The Edward Hopper Drawing exhibition at the Whitney Museum of Art offers an interesting insight into the creative process of one of America’s most celebrated painters of the 20th Century. The works displayed span over several decades and pair his preparatory drawings with the corresponding paintings. I’ve always been fascinated with design processes… the decisions and meticulous planning that lead to the final work. So, when the early drawings of my favorite Hopper painting Nighthawks were unveiled to the public, I knew I had to see it in person.
Hopper’s drawings were never in color. Instead he preferred to use either chalk or charcoal and make color notation for when he did move on to painting. This is surprising to me for many reasons, namely because his color palette is so sophisticated. Something I’ve always thought required a lot of manipulation and testing. I also found it surprising how his final paintings often differed from his preparatory drawings, pointing to the conclusion that Hopper indeed often worked on instinct and feel in the painting stage. Notice the various positions explored for a man with his back facing the audience, and the interaction of the couple sitting at the counter.

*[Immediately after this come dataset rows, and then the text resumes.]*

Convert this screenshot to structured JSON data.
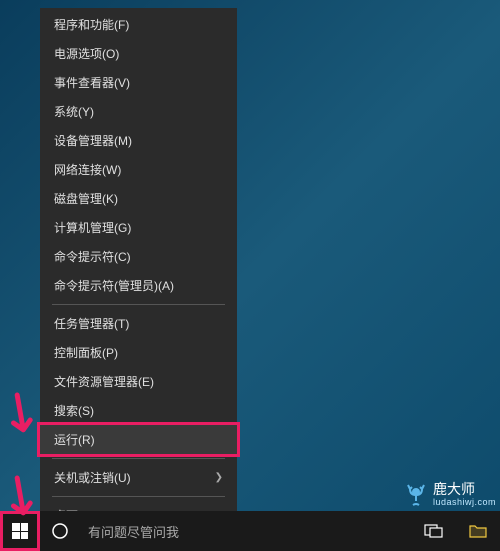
{
  "menu": {
    "items": [
      {
        "label": "程序和功能(F)"
      },
      {
        "label": "电源选项(O)"
      },
      {
        "label": "事件查看器(V)"
      },
      {
        "label": "系统(Y)"
      },
      {
        "label": "设备管理器(M)"
      },
      {
        "label": "网络连接(W)"
      },
      {
        "label": "磁盘管理(K)"
      },
      {
        "label": "计算机管理(G)"
      },
      {
        "label": "命令提示符(C)"
      },
      {
        "label": "命令提示符(管理员)(A)"
      }
    ],
    "items2": [
      {
        "label": "任务管理器(T)"
      },
      {
        "label": "控制面板(P)"
      },
      {
        "label": "文件资源管理器(E)"
      },
      {
        "label": "搜索(S)"
      },
      {
        "label": "运行(R)",
        "highlighted": true
      }
    ],
    "items3": [
      {
        "label": "关机或注销(U)",
        "submenu": true
      }
    ],
    "items4": [
      {
        "label": "桌面(D)"
      }
    ]
  },
  "taskbar": {
    "search_placeholder": "有问题尽管问我"
  },
  "watermark": {
    "title": "鹿大师",
    "subtitle": "ludashiwj.com"
  },
  "highlight_color": "#e91e63"
}
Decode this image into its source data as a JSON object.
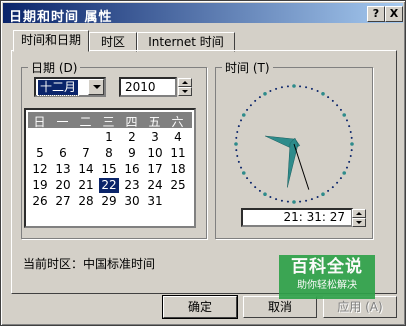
{
  "window": {
    "title": "日期和时间 属性",
    "help_btn": "?",
    "close_btn": "X"
  },
  "tabs": [
    {
      "label": "时间和日期",
      "active": true
    },
    {
      "label": "时区",
      "active": false
    },
    {
      "label": "Internet 时间",
      "active": false
    }
  ],
  "date_group": {
    "legend": "日期 (D)",
    "month": "十二月",
    "year": "2010",
    "weekdays": [
      "日",
      "一",
      "二",
      "三",
      "四",
      "五",
      "六"
    ],
    "days": [
      [
        "",
        "",
        "",
        "1",
        "2",
        "3",
        "4"
      ],
      [
        "5",
        "6",
        "7",
        "8",
        "9",
        "10",
        "11"
      ],
      [
        "12",
        "13",
        "14",
        "15",
        "16",
        "17",
        "18"
      ],
      [
        "19",
        "20",
        "21",
        "22",
        "23",
        "24",
        "25"
      ],
      [
        "26",
        "27",
        "28",
        "29",
        "30",
        "31",
        ""
      ]
    ],
    "selected_day": "22"
  },
  "time_group": {
    "legend": "时间 (T)",
    "time_value": "21: 31: 27"
  },
  "clock": {
    "hour": 9,
    "minute": 31,
    "second": 27
  },
  "timezone": {
    "label": "当前时区：",
    "value": "中国标准时间"
  },
  "buttons": {
    "ok": "确定",
    "cancel": "取消",
    "apply": "应用 (A)"
  },
  "watermark": {
    "title": "百科全说",
    "subtitle": "助你轻松解决"
  },
  "colors": {
    "titlebar": "#0a246a",
    "selection": "#0a246a",
    "clock_hands": "#2e8b8b",
    "watermark": "#2fa24a"
  }
}
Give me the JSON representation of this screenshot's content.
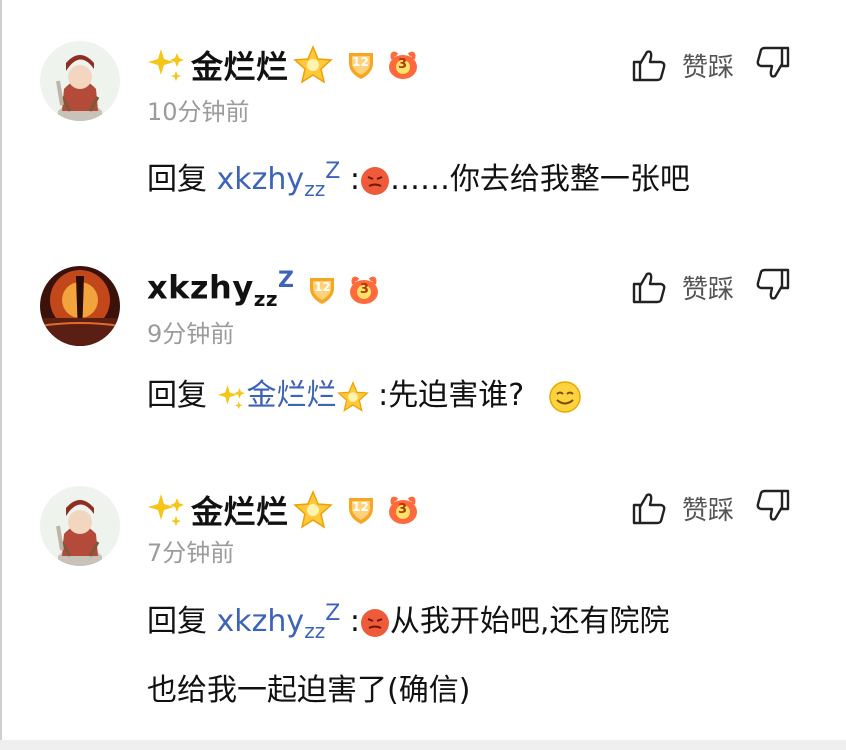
{
  "colors": {
    "link": "#3c63b8",
    "muted": "#9b9b9b",
    "badge": "#f6a623",
    "fire": "#ff6a3d"
  },
  "actions": {
    "like_label": "赞",
    "dislike_label": "踩",
    "like_icon": "thumbs-up-icon",
    "dislike_icon": "thumbs-down-icon"
  },
  "comments": [
    {
      "user": "金烂烂",
      "level_badge": "12",
      "rank_badge": "3",
      "time": "10分钟前",
      "reply_prefix": "回复",
      "reply_to": "xkzhy",
      "reply_to_zz": "zz",
      "reply_to_Z": "Z",
      "colon": ":",
      "text": "……你去给我整一张吧"
    },
    {
      "user": "xkzhy",
      "user_zz": "zz",
      "user_Z": "Z",
      "level_badge": "12",
      "rank_badge": "3",
      "time": "9分钟前",
      "reply_prefix": "回复",
      "reply_to": "金烂烂",
      "colon": ":",
      "text": ":先迫害谁?"
    },
    {
      "user": "金烂烂",
      "level_badge": "12",
      "rank_badge": "3",
      "time": "7分钟前",
      "reply_prefix": "回复",
      "reply_to": "xkzhy",
      "reply_to_zz": "zz",
      "reply_to_Z": "Z",
      "colon": ":",
      "text_line1": "从我开始吧,还有院院",
      "text_line2": "也给我一起迫害了(确信)"
    }
  ]
}
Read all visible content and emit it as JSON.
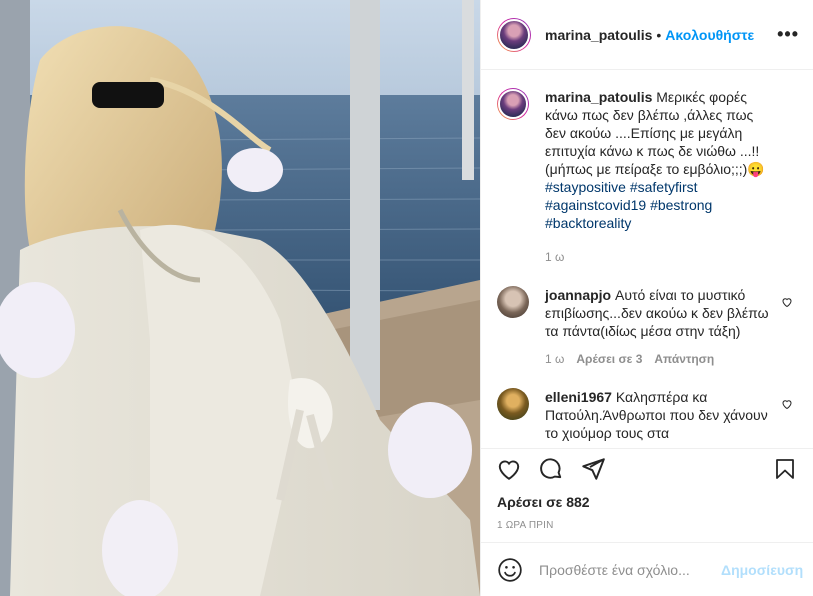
{
  "post": {
    "username": "marina_patoulis",
    "follow_label": "Ακολουθήστε",
    "dot": "•",
    "more_label": "•••",
    "caption_text": "Μερικές φορές κάνω πως δεν βλέπω ,άλλες πως δεν ακούω ....Επίσης με μεγάλη επιτυχία κάνω κ πως δε νιώθω ...!!(μήπως με πείραξε το εμβόλιο;;;)😛",
    "hashtags": [
      "#staypositive",
      "#safetyfirst",
      "#againstcovid19",
      "#bestrong",
      "#backtoreality"
    ],
    "caption_age": "1 ω"
  },
  "comments": [
    {
      "username": "joannapjo",
      "text": "Αυτό είναι το μυστικό επιβίωσης...δεν ακούω κ δεν βλέπω τα πάντα(ιδίως μέσα στην τάξη)",
      "age": "1 ω",
      "likes": "Αρέσει σε 3",
      "reply": "Απάντηση"
    },
    {
      "username": "elleni1967",
      "text": "Καλησπέρα κα Πατούλη.Άνθρωποι που δεν χάνουν το χιούμορ τους στα"
    }
  ],
  "footer": {
    "likes": "Αρέσει σε 882",
    "posted": "1 ΩΡΑ ΠΡΙΝ",
    "comment_placeholder": "Προσθέστε ένα σχόλιο...",
    "post_label": "Δημοσίευση"
  },
  "colors": {
    "accent": "#0095f6",
    "post_disabled": "#b2dffc",
    "hashtag": "#00376b"
  }
}
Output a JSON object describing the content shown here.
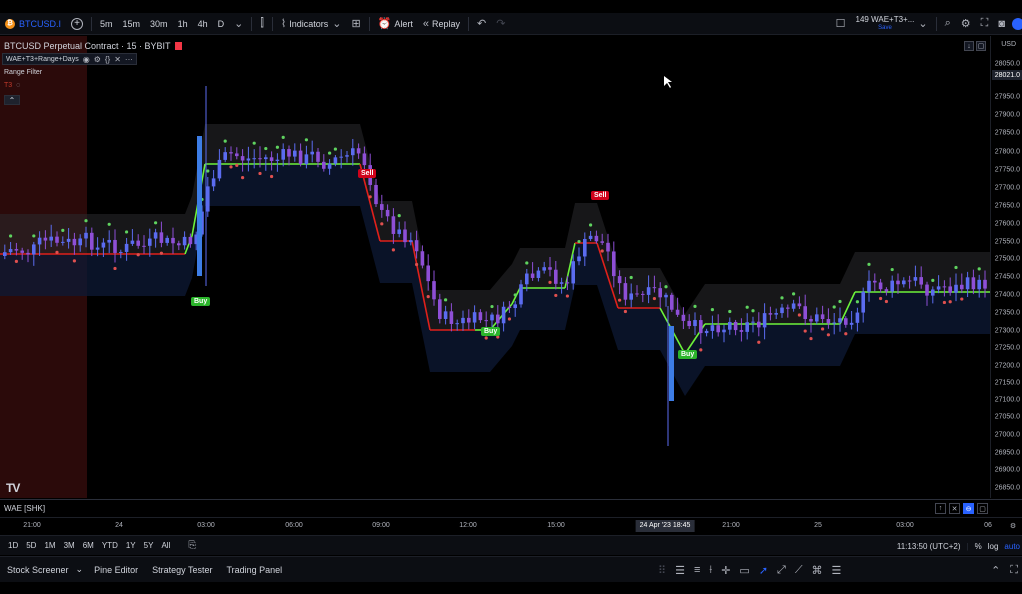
{
  "toolbar": {
    "symbol": "BTCUSD.I",
    "intervals": [
      "5m",
      "15m",
      "30m",
      "1h",
      "4h",
      "D"
    ],
    "active_interval": "15m",
    "indicators_label": "Indicators",
    "alert_label": "Alert",
    "replay_label": "Replay",
    "layout_name": "149 WAE+T3+...",
    "layout_status": "Save"
  },
  "chart": {
    "title": "BTCUSD Perpetual Contract · 15 · BYBIT",
    "indicator_name": "WAE+T3+Range+Days",
    "range_filter_label": "Range Filter",
    "range_filter_sub": "T3",
    "signals": {
      "buy": "Buy",
      "sell": "Sell"
    },
    "currency": "USD",
    "current_price": "28021.0",
    "price_ticks": [
      "28050.0",
      "27950.0",
      "27900.0",
      "27850.0",
      "27800.0",
      "27750.0",
      "27700.0",
      "27650.0",
      "27600.0",
      "27550.0",
      "27500.0",
      "27450.0",
      "27400.0",
      "27350.0",
      "27300.0",
      "27250.0",
      "27200.0",
      "27150.0",
      "27100.0",
      "27050.0",
      "27000.0",
      "26950.0",
      "26900.0",
      "26850.0"
    ]
  },
  "wae_pane": {
    "label": "WAE [SHK]"
  },
  "time_axis": {
    "ticks": [
      "21:00",
      "24",
      "03:00",
      "06:00",
      "09:00",
      "12:00",
      "15:00",
      "21:00",
      "25",
      "03:00",
      "06"
    ],
    "cursor": "24 Apr '23   18:45"
  },
  "range_bar": {
    "ranges": [
      "1D",
      "5D",
      "1M",
      "3M",
      "6M",
      "YTD",
      "1Y",
      "5Y",
      "All"
    ],
    "clock": "11:13:50 (UTC+2)",
    "percent": "%",
    "log": "log",
    "auto": "auto"
  },
  "bottom_tabs": [
    "Stock Screener",
    "Pine Editor",
    "Strategy Tester",
    "Trading Panel"
  ],
  "colors": {
    "up": "#5b6cf0",
    "down": "#8e4fd6",
    "buy": "#2bb52b",
    "sell": "#d0021b",
    "filter_up": "#6df23a",
    "filter_down": "#e0201b"
  }
}
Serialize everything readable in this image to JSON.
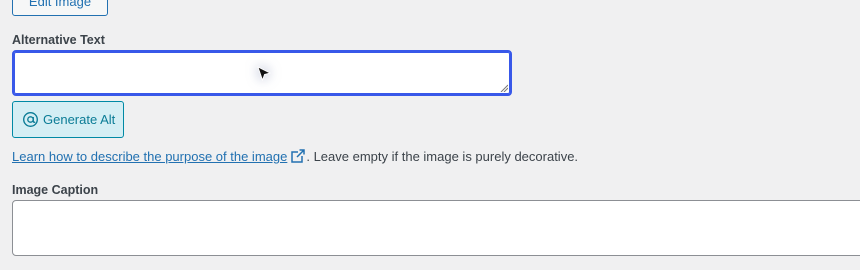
{
  "edit_image": {
    "label": "Edit Image"
  },
  "alt_text": {
    "label": "Alternative Text",
    "value": ""
  },
  "generate_alt": {
    "label": "Generate Alt",
    "icon": "at-sign-icon"
  },
  "help": {
    "link_text": "Learn how to describe the purpose of the image",
    "link_icon": "external-link-icon",
    "suffix": ". Leave empty if the image is purely decorative."
  },
  "caption": {
    "label": "Image Caption",
    "value": ""
  },
  "colors": {
    "focus_border": "#3858e9",
    "link": "#2271b1",
    "generate_bg": "#d4eef4",
    "generate_text": "#0b7c96",
    "page_bg": "#f0f0f1"
  }
}
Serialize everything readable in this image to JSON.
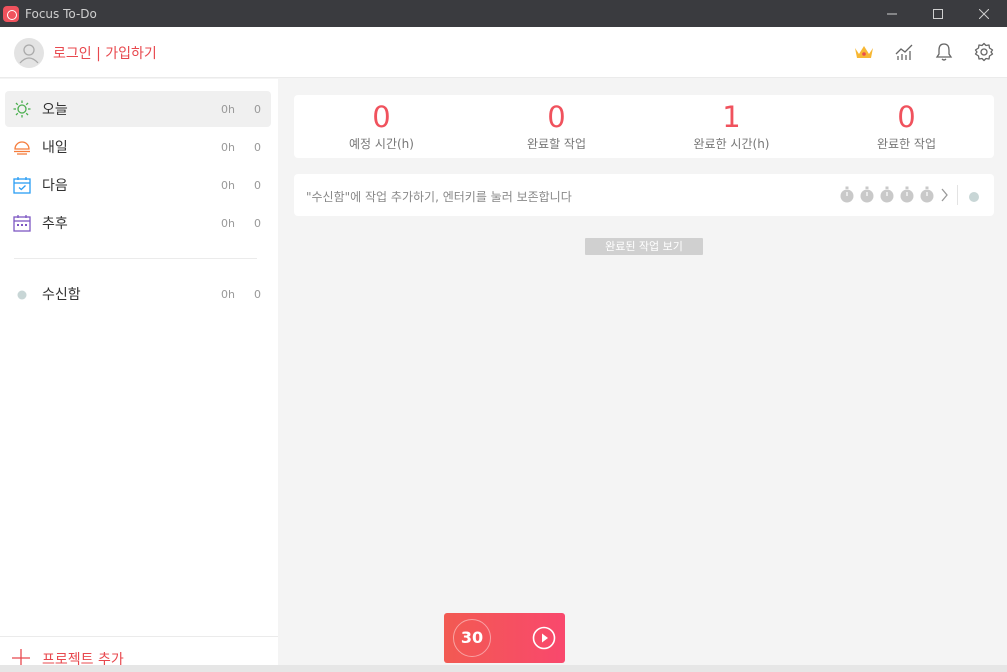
{
  "window": {
    "title": "Focus To-Do"
  },
  "header": {
    "login_text": "로그인 | 가입하기"
  },
  "sidebar": {
    "items": [
      {
        "label": "오늘",
        "time": "0h",
        "count": "0"
      },
      {
        "label": "내일",
        "time": "0h",
        "count": "0"
      },
      {
        "label": "다음",
        "time": "0h",
        "count": "0"
      },
      {
        "label": "추후",
        "time": "0h",
        "count": "0"
      }
    ],
    "projects": [
      {
        "label": "수신함",
        "time": "0h",
        "count": "0"
      }
    ],
    "add_project_label": "프로젝트 추가"
  },
  "stats": [
    {
      "value": "0",
      "label": "예정 시간(h)"
    },
    {
      "value": "0",
      "label": "완료할 작업"
    },
    {
      "value": "1",
      "label": "완료한 시간(h)"
    },
    {
      "value": "0",
      "label": "완료한 작업"
    }
  ],
  "add_task": {
    "placeholder": "\"수신함\"에 작업 추가하기, 엔터키를 눌러 보존합니다"
  },
  "show_completed_label": "완료된 작업 보기",
  "timer": {
    "minutes": "30"
  },
  "colors": {
    "accent": "#f0525d",
    "today": "#4caf50",
    "tomorrow": "#f57c3b",
    "upcoming": "#2a9df4",
    "someday": "#7e57c2"
  }
}
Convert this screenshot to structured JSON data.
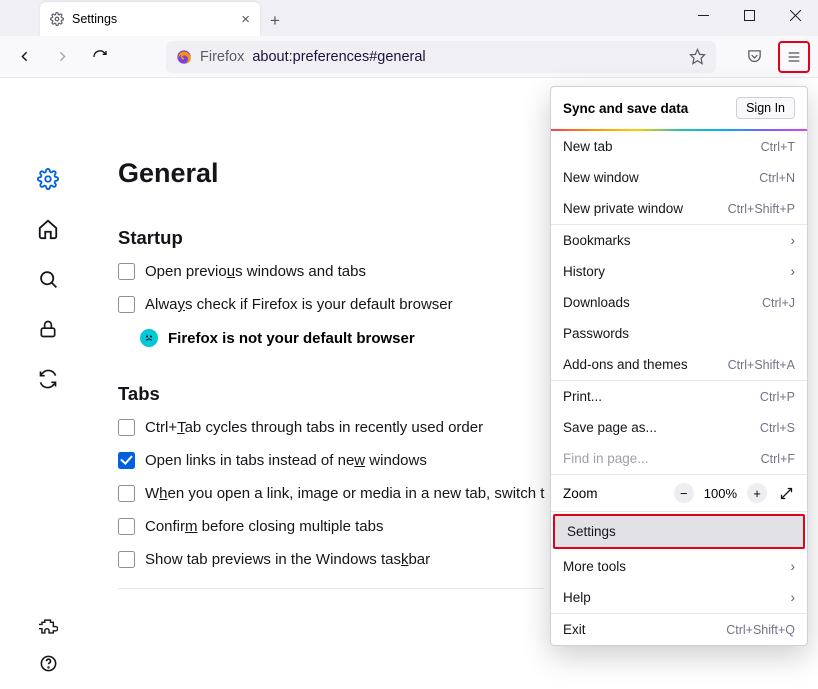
{
  "tab": {
    "title": "Settings"
  },
  "url": {
    "identity_label": "Firefox",
    "address": "about:preferences#general"
  },
  "page": {
    "title": "General",
    "startup": {
      "heading": "Startup",
      "open_previous": {
        "pre": "Open previo",
        "u": "u",
        "post": "s windows and tabs"
      },
      "always_check": {
        "pre": "Alwa",
        "u": "y",
        "post": "s check if Firefox is your default browser"
      },
      "not_default": "Firefox is not your default browser"
    },
    "tabs": {
      "heading": "Tabs",
      "ctrltab": {
        "pre": "Ctrl+",
        "u": "T",
        "post": "ab cycles through tabs in recently used order"
      },
      "open_links": {
        "pre": "Open links in tabs instead of ne",
        "u": "w",
        "post": " windows"
      },
      "switch": {
        "pre": "W",
        "u": "h",
        "post": "en you open a link, image or media in a new tab, switch t"
      },
      "confirm": {
        "pre": "Confir",
        "u": "m",
        "post": " before closing multiple tabs"
      },
      "previews": {
        "pre": "Show tab previews in the Windows tas",
        "u": "k",
        "post": "bar"
      }
    }
  },
  "menu": {
    "sync_header": "Sync and save data",
    "sign_in": "Sign In",
    "new_tab": "New tab",
    "new_tab_sc": "Ctrl+T",
    "new_window": "New window",
    "new_window_sc": "Ctrl+N",
    "new_private": "New private window",
    "new_private_sc": "Ctrl+Shift+P",
    "bookmarks": "Bookmarks",
    "history": "History",
    "downloads": "Downloads",
    "downloads_sc": "Ctrl+J",
    "passwords": "Passwords",
    "addons": "Add-ons and themes",
    "addons_sc": "Ctrl+Shift+A",
    "print": "Print...",
    "print_sc": "Ctrl+P",
    "save_as": "Save page as...",
    "save_as_sc": "Ctrl+S",
    "find": "Find in page...",
    "find_sc": "Ctrl+F",
    "zoom": "Zoom",
    "zoom_value": "100%",
    "settings": "Settings",
    "more_tools": "More tools",
    "help": "Help",
    "exit": "Exit",
    "exit_sc": "Ctrl+Shift+Q"
  }
}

With sometimes more than 50 sketches for a particular painting, it is no wonder how Hopper has achieved such dynamic works of art that has helped define the painting landscape in America. The exhibition is staged at the Whitney through October 6 with free entrance on Fridays from 6-9 pm.
All images are courtesy the Whitney Museum of American Art and its exhibition publication, Hopper Drawing by Carter E. Foster